■ EXERCISE DATA
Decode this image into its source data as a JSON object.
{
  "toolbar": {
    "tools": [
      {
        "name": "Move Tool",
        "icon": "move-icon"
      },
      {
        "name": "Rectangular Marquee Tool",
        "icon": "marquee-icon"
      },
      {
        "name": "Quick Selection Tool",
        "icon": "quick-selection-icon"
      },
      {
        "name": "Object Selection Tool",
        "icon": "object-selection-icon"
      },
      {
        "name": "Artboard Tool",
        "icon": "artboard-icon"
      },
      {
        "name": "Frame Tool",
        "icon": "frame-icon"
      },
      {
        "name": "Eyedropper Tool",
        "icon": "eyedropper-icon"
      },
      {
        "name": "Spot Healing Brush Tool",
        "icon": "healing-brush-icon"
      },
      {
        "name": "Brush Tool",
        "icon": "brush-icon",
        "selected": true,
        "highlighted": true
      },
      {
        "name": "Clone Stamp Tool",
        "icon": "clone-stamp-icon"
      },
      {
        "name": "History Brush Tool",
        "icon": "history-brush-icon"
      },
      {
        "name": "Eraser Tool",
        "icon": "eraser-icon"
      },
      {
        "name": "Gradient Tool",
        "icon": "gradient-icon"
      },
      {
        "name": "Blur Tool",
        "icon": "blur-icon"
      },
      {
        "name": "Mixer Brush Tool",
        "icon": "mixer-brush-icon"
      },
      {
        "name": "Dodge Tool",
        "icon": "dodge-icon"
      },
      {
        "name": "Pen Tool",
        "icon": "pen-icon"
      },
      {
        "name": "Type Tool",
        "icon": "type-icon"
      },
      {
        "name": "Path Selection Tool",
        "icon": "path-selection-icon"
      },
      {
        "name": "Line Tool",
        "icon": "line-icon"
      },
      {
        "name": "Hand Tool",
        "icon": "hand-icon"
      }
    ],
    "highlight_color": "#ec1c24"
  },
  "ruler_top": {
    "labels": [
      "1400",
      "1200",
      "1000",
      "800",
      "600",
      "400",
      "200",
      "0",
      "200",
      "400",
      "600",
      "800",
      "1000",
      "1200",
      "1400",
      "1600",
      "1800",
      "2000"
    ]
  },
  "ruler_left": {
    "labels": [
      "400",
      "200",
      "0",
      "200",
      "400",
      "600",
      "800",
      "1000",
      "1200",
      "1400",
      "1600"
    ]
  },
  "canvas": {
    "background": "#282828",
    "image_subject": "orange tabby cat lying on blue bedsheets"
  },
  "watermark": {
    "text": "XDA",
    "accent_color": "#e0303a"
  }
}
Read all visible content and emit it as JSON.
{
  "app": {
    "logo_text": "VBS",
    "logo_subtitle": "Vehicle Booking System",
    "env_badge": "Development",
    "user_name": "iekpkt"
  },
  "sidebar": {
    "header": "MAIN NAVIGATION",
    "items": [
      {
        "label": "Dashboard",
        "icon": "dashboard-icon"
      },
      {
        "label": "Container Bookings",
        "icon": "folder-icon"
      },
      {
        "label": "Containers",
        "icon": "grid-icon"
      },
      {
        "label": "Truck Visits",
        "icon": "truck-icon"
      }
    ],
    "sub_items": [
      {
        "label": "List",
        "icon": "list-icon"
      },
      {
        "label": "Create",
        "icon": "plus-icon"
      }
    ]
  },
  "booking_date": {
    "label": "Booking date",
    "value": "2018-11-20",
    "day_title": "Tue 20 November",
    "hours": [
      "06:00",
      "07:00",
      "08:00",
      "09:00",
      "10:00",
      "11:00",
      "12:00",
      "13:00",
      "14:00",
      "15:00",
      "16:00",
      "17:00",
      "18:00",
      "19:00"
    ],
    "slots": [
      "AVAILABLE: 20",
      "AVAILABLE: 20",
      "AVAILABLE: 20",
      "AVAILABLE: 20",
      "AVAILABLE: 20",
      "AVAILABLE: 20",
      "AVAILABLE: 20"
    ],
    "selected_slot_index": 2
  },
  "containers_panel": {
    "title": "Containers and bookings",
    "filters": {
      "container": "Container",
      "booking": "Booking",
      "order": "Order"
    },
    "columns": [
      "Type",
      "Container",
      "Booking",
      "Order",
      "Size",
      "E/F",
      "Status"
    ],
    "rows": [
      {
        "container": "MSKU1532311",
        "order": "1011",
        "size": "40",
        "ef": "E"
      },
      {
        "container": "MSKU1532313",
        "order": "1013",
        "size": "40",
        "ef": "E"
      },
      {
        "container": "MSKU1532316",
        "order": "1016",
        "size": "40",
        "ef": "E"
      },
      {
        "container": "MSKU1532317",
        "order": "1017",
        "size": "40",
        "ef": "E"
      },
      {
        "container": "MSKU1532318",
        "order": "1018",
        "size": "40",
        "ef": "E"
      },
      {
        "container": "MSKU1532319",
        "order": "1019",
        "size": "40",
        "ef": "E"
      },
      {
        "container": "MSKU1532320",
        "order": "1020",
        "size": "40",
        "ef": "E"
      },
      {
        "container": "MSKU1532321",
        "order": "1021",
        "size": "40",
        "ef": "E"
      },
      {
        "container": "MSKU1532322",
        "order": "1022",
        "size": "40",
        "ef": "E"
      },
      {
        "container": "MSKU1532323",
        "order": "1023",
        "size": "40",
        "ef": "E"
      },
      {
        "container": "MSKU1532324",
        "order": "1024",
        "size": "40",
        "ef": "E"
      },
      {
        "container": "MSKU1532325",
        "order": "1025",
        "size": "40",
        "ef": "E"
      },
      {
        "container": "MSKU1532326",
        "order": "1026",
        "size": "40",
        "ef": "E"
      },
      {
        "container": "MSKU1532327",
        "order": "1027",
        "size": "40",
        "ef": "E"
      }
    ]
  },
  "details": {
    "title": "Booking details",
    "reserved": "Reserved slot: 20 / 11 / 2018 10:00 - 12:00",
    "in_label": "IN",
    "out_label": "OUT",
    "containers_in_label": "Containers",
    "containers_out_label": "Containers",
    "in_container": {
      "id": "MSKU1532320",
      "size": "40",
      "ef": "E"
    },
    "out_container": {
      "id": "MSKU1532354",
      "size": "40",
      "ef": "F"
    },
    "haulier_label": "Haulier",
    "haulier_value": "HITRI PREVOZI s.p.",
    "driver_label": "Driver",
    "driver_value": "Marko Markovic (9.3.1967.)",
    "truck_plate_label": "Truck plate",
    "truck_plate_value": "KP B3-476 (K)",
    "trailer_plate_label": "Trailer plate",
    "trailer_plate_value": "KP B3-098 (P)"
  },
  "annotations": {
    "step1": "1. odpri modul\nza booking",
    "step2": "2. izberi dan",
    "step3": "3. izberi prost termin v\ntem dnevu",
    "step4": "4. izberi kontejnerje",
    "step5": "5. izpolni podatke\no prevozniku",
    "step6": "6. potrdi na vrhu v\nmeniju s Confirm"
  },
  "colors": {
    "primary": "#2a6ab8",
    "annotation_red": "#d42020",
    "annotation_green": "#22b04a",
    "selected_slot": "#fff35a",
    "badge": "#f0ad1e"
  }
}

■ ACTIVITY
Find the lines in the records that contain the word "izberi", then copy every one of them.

■ SOLUTION TO THE PROBLEM
    "step2": "2. izberi dan",
    "step3": "3. izberi prost termin v\ntem dnevu",
    "step4": "4. izberi kontejnerje",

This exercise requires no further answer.